The Senseable City Laboratory at M.I.T. has designed a wheel that captures the kinetic energy released when a rider brakes and saves it for when the rider needs a boost. While technically sound, the wheel’s true challenge may be in winning over cyclists. For centuries, bikes have been beloved for their simplicity, not their bells and whistles.
But, said Carlo Ratti, the laboratory’s director, “biking can become even more effective than what it was.” What the lab is working on, he said, is “Biking 2.0.”

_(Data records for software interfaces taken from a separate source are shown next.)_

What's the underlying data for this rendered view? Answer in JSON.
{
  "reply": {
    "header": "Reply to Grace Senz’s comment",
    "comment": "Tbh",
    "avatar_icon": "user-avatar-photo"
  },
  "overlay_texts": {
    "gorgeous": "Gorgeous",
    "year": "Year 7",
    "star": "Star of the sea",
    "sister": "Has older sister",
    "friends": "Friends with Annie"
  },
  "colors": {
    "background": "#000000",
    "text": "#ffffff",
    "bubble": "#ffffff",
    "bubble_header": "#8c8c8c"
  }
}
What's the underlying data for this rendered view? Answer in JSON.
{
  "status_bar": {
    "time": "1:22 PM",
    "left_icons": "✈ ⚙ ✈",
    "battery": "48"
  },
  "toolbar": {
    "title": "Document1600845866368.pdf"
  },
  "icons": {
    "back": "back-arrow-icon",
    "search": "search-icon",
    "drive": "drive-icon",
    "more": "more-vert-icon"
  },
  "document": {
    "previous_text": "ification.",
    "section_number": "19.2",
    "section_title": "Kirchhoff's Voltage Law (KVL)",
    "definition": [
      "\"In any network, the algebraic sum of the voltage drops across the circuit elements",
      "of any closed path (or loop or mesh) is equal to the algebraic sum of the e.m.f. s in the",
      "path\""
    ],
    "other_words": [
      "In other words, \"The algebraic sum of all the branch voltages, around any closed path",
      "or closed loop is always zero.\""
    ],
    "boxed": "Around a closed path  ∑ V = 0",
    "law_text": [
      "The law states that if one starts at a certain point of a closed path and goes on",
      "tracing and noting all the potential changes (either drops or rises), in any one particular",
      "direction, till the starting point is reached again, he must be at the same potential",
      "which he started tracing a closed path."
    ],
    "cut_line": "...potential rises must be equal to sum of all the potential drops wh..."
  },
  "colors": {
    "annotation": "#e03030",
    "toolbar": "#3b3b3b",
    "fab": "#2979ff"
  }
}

The new wheel uses a kinetic energy recovery system, the same technology used by hybrid cars, like the Toyota Prius, to harvest otherwise wasted energy when a cyclist brakes or speeds down a hill. With that energy, it charges up a battery inside the wheel’s hub.
The sleek red hub, called the Copenhagen Wheel, was to be unveiled Tuesday morning in Copenhagen. It can be retrofitted to any bike’s rear wheel, and it includes sensors that track air quality, a meter that logs miles and a GPS unit to track routes. All that data can be sent via Bluetooth to a rider’s smartphone and shared with others.